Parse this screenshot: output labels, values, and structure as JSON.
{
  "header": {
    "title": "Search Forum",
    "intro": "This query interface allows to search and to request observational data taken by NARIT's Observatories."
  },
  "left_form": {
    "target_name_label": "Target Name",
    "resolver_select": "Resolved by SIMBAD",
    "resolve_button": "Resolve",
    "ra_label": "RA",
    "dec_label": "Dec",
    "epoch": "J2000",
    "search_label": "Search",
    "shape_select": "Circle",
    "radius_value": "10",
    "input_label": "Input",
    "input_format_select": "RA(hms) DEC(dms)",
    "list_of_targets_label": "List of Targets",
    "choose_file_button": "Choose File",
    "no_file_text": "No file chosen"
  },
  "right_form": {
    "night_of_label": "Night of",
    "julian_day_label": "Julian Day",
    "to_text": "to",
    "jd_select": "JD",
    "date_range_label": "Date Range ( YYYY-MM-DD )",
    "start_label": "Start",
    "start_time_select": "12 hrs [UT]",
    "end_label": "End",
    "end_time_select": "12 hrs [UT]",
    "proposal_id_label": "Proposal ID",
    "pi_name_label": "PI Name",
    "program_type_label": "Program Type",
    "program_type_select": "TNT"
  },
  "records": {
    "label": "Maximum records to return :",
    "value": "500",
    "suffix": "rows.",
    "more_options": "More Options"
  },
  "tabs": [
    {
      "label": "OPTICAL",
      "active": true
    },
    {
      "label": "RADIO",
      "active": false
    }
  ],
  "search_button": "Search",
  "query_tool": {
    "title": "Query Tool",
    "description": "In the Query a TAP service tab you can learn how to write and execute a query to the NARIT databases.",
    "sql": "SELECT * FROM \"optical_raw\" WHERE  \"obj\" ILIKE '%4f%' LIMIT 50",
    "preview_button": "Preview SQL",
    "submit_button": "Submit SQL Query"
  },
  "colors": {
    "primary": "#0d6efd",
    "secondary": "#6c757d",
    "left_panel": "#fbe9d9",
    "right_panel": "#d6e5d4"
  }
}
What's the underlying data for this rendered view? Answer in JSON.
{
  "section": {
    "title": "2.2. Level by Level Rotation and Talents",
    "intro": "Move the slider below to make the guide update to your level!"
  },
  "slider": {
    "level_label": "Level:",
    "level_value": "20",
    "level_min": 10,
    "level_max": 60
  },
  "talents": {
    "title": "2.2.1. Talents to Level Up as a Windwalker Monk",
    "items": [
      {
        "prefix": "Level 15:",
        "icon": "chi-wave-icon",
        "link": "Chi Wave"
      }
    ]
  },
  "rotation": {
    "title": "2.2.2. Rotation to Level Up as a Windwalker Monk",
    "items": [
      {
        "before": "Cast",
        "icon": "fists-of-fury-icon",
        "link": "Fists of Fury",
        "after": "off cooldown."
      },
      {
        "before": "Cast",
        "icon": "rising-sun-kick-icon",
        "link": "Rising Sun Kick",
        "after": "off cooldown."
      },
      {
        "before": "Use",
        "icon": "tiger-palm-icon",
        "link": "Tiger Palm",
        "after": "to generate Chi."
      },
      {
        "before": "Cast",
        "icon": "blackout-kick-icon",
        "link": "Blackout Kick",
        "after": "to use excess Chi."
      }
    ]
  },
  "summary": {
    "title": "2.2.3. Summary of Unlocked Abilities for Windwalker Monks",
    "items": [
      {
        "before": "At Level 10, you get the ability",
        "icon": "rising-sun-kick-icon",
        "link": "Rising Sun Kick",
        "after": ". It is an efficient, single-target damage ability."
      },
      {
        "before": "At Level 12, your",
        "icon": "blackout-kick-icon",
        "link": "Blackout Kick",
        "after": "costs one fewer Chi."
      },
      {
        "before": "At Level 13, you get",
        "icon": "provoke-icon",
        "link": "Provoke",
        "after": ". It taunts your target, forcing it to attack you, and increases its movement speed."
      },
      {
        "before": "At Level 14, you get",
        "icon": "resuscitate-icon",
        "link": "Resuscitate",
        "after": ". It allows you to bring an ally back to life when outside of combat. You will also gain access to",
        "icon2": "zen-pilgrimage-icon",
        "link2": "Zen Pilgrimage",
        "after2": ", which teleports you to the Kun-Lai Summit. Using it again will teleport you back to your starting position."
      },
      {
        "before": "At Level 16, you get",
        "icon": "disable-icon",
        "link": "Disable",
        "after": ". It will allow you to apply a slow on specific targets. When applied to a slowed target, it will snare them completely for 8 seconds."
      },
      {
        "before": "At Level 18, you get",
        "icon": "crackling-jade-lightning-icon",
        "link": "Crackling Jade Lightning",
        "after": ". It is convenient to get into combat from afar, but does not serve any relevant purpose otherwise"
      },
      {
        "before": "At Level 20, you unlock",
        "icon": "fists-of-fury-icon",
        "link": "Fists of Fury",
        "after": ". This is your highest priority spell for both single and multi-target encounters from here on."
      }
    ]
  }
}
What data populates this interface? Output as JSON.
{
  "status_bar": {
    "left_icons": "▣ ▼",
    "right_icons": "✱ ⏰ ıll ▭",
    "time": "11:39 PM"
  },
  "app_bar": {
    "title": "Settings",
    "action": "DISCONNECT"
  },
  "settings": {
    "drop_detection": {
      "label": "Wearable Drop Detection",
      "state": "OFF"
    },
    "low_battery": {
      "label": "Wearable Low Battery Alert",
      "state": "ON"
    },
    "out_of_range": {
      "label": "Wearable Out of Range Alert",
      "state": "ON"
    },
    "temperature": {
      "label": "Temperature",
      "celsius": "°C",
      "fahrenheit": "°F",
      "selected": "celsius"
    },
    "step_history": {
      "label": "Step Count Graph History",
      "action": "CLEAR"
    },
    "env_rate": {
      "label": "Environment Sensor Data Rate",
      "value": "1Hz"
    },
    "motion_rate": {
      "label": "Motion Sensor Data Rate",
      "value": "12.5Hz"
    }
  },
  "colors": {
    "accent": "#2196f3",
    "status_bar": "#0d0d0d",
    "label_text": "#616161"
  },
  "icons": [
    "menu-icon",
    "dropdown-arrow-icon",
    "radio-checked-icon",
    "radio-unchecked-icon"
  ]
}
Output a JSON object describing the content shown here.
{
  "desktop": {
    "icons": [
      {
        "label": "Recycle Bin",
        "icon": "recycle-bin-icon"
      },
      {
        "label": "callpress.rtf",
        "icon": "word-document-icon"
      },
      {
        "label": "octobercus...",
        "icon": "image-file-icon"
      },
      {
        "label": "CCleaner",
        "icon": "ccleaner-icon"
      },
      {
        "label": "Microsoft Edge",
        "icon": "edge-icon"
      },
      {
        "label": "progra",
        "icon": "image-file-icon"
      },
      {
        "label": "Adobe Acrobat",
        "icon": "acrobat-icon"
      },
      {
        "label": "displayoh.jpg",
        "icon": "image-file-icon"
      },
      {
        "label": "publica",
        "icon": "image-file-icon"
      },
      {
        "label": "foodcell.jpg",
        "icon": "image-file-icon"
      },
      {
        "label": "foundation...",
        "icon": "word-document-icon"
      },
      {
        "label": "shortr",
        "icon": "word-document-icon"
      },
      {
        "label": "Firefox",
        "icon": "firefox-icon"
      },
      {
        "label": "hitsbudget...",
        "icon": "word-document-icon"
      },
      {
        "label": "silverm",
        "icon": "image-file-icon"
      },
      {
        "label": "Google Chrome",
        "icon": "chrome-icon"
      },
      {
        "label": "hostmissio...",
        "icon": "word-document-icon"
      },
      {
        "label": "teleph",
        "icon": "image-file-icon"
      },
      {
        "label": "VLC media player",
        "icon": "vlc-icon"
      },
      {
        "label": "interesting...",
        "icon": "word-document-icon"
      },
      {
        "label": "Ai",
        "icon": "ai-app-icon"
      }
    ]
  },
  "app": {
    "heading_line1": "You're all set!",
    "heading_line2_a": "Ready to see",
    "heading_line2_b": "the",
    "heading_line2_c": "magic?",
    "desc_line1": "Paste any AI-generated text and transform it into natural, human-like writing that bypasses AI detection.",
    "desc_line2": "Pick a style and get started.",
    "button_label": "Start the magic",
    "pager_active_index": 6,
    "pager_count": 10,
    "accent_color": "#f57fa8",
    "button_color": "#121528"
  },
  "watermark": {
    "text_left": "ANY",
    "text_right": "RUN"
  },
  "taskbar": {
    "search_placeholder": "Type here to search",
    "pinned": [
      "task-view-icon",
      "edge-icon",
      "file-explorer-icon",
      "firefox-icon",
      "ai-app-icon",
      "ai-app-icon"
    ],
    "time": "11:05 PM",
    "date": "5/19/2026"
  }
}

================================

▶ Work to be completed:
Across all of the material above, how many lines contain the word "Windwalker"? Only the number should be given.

▶ Response to the task:
3